======== Provided entries ========

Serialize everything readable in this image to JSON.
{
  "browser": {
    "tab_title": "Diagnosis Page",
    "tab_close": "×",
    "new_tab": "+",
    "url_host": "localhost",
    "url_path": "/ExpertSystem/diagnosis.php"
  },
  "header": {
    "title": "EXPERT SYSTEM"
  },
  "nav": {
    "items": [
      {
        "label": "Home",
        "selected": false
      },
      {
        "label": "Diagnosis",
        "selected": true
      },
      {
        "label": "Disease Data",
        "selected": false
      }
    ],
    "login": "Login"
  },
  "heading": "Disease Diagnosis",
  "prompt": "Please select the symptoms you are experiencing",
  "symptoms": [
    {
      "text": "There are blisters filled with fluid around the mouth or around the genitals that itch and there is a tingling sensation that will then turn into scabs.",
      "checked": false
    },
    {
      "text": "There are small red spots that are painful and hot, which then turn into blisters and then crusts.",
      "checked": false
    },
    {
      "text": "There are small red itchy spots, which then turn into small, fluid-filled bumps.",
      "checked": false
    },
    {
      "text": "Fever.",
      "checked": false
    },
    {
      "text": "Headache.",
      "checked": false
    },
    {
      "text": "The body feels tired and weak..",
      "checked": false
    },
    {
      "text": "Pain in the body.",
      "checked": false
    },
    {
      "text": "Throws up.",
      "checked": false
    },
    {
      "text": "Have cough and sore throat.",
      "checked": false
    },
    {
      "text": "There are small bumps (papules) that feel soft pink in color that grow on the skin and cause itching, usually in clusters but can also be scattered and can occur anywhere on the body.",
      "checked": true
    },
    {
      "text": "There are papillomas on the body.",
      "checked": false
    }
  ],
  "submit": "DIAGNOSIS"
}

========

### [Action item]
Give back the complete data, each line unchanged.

### [Task result]
Serialize everything readable in this image to JSON.
{
  "browser": {
    "tab_title": "Diagnosis Page",
    "tab_close": "×",
    "new_tab": "+",
    "url_host": "localhost",
    "url_path": "/ExpertSystem/diagnosis.php"
  },
  "header": {
    "title": "EXPERT SYSTEM"
  },
  "nav": {
    "items": [
      {
        "label": "Home",
        "selected": false
      },
      {
        "label": "Diagnosis",
        "selected": true
      },
      {
        "label": "Disease Data",
        "selected": false
      }
    ],
    "login": "Login"
  },
  "heading": "Disease Diagnosis",
  "prompt": "Please select the symptoms you are experiencing",
  "symptoms": [
    {
      "text": "There are blisters filled with fluid around the mouth or around the genitals that itch and there is a tingling sensation that will then turn into scabs.",
      "checked": false
    },
    {
      "text": "There are small red spots that are painful and hot, which then turn into blisters and then crusts.",
      "checked": false
    },
    {
      "text": "There are small red itchy spots, which then turn into small, fluid-filled bumps.",
      "checked": false
    },
    {
      "text": "Fever.",
      "checked": false
    },
    {
      "text": "Headache.",
      "checked": false
    },
    {
      "text": "The body feels tired and weak..",
      "checked": false
    },
    {
      "text": "Pain in the body.",
      "checked": false
    },
    {
      "text": "Throws up.",
      "checked": false
    },
    {
      "text": "Have cough and sore throat.",
      "checked": false
    },
    {
      "text": "There are small bumps (papules) that feel soft pink in color that grow on the skin and cause itching, usually in clusters but can also be scattered and can occur anywhere on the body.",
      "checked": true
    },
    {
      "text": "There are papillomas on the body.",
      "checked": false
    }
  ],
  "submit": "DIAGNOSIS"
}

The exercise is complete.